Stored items
[Start of section]
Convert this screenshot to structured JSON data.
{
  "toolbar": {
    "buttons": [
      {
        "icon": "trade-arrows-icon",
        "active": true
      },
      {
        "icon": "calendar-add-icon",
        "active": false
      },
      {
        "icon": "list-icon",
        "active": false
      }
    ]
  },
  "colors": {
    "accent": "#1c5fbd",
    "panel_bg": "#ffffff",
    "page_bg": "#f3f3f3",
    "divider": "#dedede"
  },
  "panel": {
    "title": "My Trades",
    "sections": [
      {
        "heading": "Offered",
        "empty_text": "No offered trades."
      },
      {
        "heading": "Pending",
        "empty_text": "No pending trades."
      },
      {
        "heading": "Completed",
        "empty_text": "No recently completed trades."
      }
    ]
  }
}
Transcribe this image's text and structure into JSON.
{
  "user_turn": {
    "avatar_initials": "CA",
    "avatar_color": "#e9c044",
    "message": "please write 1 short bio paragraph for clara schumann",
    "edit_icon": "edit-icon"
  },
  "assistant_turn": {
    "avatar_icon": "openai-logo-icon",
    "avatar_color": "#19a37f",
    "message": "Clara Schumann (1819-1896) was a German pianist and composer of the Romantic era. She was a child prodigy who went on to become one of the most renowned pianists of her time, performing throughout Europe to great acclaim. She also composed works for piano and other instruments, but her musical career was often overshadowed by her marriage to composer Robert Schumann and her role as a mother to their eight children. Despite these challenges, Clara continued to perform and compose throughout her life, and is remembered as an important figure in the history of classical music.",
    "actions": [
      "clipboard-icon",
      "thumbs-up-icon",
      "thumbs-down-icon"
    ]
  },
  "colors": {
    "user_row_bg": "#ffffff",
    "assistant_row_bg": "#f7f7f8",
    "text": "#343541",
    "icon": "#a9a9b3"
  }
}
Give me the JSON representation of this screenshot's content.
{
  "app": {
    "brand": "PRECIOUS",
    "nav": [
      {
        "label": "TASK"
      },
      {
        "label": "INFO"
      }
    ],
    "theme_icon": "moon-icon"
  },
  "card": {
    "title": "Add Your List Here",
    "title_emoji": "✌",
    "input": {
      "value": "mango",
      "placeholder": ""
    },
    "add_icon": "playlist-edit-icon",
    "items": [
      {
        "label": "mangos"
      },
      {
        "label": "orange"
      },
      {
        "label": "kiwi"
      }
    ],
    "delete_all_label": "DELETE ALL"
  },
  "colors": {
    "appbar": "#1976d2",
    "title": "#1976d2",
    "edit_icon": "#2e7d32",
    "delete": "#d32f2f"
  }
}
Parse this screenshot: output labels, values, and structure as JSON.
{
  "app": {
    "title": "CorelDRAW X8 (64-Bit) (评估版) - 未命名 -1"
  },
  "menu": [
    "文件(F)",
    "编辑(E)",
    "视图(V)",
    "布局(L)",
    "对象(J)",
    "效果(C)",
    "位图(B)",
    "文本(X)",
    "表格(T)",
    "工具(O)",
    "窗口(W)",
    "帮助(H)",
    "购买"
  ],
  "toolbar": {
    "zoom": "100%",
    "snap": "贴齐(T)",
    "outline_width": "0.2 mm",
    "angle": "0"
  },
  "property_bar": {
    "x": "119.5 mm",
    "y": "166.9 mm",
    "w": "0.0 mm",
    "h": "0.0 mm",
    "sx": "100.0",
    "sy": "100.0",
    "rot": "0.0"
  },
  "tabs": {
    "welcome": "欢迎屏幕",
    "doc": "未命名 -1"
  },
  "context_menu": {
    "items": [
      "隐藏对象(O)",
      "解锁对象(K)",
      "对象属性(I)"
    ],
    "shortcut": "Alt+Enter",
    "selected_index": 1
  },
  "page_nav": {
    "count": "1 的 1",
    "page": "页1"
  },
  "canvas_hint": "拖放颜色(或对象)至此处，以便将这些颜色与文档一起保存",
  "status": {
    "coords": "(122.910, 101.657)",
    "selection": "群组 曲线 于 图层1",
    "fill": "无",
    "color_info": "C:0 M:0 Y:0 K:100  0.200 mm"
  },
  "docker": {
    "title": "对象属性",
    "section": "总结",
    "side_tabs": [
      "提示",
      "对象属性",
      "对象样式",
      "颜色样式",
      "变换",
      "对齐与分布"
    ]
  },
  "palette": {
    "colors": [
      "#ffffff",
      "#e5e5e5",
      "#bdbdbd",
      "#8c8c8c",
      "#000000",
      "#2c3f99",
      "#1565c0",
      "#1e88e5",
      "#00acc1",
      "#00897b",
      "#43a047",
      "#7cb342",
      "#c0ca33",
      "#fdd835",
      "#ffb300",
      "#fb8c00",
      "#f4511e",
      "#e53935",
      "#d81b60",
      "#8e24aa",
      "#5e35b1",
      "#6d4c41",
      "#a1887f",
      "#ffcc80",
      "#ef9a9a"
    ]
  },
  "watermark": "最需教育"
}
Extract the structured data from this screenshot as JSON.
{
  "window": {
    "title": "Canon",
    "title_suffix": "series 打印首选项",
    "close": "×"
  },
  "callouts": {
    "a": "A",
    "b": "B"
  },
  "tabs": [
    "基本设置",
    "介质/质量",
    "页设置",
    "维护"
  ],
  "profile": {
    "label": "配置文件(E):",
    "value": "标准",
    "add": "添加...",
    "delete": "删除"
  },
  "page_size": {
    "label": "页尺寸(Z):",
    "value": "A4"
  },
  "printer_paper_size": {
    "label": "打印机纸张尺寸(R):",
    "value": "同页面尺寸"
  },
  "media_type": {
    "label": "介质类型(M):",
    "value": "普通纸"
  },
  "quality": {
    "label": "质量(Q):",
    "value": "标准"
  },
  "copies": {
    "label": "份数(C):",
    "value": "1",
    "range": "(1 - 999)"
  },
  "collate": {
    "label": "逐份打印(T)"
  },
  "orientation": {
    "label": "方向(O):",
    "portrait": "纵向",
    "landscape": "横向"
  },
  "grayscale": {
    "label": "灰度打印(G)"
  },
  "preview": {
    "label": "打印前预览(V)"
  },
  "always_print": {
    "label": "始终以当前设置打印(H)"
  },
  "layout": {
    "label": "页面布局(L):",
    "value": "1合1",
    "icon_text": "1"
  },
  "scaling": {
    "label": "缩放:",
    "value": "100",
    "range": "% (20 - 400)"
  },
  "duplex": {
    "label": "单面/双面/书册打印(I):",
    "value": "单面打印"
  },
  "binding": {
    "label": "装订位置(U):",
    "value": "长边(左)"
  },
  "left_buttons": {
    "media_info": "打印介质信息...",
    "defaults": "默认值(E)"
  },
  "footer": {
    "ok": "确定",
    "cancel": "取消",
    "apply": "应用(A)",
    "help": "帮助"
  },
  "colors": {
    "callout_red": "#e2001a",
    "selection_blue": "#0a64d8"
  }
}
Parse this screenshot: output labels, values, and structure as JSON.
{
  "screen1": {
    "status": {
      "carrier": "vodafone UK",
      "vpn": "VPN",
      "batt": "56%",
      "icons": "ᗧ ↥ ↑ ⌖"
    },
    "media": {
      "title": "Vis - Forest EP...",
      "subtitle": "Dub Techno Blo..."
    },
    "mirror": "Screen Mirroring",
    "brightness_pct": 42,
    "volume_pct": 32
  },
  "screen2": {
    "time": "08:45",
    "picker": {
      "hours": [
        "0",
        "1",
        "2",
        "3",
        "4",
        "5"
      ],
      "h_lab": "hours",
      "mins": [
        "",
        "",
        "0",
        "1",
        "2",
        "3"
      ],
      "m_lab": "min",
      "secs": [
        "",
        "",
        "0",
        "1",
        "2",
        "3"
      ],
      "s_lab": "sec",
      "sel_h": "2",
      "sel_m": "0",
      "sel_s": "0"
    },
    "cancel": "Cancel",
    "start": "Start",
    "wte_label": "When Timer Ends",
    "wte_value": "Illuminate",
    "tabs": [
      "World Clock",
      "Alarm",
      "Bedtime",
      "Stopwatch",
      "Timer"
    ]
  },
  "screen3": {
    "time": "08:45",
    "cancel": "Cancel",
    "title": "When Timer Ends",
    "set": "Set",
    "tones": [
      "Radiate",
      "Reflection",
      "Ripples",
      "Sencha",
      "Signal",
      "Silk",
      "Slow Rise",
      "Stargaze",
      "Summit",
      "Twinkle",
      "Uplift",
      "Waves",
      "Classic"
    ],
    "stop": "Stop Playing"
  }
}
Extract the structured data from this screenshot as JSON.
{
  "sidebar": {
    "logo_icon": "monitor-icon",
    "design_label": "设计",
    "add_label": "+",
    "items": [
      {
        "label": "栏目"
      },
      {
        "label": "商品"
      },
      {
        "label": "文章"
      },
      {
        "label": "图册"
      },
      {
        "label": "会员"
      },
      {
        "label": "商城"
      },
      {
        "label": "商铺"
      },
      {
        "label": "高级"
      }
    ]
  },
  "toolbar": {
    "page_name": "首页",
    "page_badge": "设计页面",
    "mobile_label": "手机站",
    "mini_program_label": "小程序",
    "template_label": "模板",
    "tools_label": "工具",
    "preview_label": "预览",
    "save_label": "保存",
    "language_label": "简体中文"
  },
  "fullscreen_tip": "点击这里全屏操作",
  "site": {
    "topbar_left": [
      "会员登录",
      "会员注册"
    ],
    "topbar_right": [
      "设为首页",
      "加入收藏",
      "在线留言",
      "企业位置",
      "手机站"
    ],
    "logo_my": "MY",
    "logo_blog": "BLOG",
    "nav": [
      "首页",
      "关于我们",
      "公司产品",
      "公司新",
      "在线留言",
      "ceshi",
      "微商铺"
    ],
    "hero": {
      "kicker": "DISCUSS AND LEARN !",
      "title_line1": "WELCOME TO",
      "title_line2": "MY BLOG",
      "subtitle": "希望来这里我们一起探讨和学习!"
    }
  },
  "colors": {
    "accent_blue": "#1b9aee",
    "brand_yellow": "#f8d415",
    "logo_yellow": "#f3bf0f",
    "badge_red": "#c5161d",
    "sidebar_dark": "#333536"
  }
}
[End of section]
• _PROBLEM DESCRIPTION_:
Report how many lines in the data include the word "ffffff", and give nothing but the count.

• _RESPONSE FOR THIS EXERCISE_:
3